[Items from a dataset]
=== Section Start ===
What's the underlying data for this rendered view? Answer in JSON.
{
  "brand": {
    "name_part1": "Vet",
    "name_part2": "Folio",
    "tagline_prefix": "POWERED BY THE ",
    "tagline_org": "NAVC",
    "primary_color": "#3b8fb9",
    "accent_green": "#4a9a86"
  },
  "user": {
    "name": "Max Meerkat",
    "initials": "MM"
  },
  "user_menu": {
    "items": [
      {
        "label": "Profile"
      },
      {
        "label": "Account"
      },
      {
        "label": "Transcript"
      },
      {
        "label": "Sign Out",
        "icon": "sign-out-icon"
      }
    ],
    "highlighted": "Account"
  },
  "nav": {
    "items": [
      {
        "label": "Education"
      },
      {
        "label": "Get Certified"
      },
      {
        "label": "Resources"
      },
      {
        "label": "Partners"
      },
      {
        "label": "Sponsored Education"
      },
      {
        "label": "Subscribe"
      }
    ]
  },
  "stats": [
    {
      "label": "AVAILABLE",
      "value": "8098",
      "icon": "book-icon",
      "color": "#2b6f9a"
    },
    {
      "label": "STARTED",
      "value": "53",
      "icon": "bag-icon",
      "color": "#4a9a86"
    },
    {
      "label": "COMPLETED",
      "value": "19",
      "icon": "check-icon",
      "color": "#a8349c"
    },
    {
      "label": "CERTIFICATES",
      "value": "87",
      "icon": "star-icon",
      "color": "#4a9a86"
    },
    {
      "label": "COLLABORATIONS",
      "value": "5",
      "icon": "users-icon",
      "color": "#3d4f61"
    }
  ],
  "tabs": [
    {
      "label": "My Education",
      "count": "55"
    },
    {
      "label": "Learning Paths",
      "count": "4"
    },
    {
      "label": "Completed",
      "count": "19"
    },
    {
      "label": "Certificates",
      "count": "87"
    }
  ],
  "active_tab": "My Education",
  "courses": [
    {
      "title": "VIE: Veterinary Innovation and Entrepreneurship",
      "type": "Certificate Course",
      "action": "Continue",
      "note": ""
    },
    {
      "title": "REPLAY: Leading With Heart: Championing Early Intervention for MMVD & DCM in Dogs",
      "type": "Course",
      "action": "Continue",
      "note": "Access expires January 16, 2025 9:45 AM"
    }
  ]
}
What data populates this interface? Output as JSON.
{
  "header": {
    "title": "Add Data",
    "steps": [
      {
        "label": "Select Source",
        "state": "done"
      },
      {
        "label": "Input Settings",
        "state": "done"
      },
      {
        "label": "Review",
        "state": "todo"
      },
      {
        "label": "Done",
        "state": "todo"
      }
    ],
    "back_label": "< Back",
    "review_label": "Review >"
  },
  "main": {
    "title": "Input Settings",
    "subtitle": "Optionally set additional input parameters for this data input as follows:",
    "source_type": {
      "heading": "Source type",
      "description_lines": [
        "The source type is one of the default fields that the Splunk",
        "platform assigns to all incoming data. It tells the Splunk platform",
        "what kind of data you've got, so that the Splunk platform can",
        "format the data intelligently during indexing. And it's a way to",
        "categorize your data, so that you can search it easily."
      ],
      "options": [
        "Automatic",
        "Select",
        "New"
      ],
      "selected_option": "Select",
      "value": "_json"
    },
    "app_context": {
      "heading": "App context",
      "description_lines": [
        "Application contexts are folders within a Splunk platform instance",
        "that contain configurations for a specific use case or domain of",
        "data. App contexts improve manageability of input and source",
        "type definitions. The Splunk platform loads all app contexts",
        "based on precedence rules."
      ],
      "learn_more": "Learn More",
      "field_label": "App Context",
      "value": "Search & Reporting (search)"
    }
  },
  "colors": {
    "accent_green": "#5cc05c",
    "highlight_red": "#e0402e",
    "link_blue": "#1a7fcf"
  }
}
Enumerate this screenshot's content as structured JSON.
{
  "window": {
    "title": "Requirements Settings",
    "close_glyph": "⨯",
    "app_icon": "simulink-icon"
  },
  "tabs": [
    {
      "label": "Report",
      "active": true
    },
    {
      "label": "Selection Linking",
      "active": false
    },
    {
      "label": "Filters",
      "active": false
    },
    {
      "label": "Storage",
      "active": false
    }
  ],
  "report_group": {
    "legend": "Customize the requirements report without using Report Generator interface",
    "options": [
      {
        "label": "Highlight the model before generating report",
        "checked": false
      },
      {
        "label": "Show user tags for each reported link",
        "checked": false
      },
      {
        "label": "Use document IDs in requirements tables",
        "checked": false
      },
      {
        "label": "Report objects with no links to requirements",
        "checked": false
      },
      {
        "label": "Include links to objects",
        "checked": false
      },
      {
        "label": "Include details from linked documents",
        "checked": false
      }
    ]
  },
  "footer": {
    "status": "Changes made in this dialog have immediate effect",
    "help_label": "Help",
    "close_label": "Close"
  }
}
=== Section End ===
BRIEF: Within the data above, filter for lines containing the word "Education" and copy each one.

ANSWER AREA:
        "label": "Education"
        "label": "Sponsored Education"
      "label": "My Education",
  "active_tab": "My Education",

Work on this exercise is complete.